Working with a colleague, plan a lesson that you will teach next week. Make sure that the lesson meets as many of the learner-centred teacher criteria as you can and that it includes at least three of the approaches you worked on last year: questioning, pair work, using local resources, group work, role-play, games and storytelling, involving all, eliciting prior knowledge, assessment for learning, and monitoring and feedback. 

In your Teacher Notebook, write the criteria your lesson will aim to meet. Remember, it might not be possible to meet all the criteria in every lesson, but during a week you should try to meet them all.

After the lesson, go back to your lesson plan and reflect on the list of learner-centred teaching criteria you thought the lesson would address:

  • Did your lesson meet all the criteria you had planned?
  • If not, what could you have done differently in your lesson?

You have already engaged with some activities included in the Managing and supporting learner-centred classrooms resources. You will find that the TESSA resources have examples of classroom activities and resources that will help you to meet the criteria set out above. Don’t forget to refer to these materials if you need ideas for your lessons!

Activity 6.3: Reflecting on learner-centredness

Once you have taught the lesson that you planned with a colleague, work together as a larger group to consider these questions:

  • Which criteria were easy to meet?
  • Which criteria are more challenging?

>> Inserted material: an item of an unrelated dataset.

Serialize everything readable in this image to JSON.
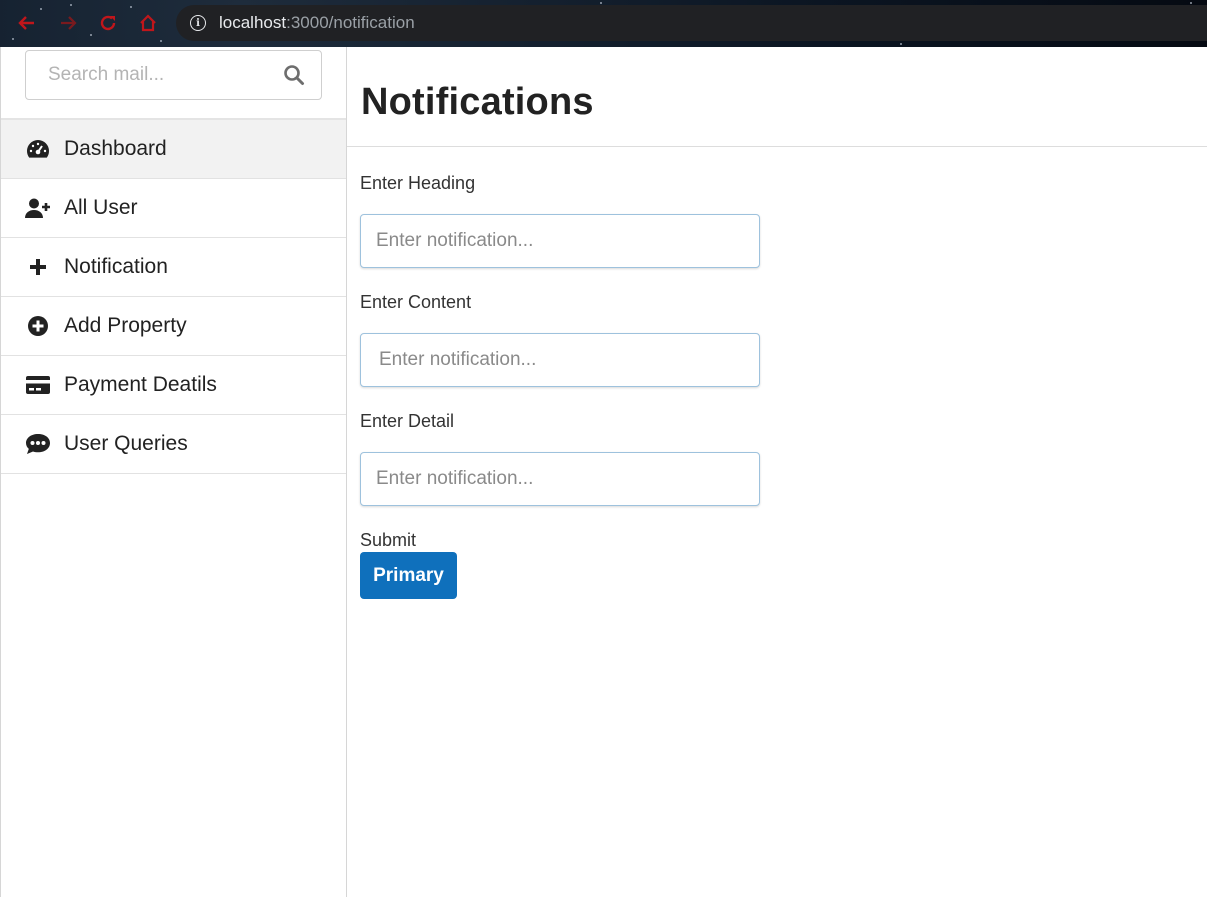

As a group, try and identify one practical example to demonstrate each criterion. For example:

  • A teacher might have found a way to include a child with specific difficulties (believes that all learners can learn given the right support).
  • Someone might have a particularly creative example of an activity that engages all learners.
  • Someone who teaches older children might have found an imaginative way of relating the curriculum to learners’ lives.

Record an example next to each of the criteria. Try to make the examples as detailed as possible, so that someone else would be able to do the activity in their class.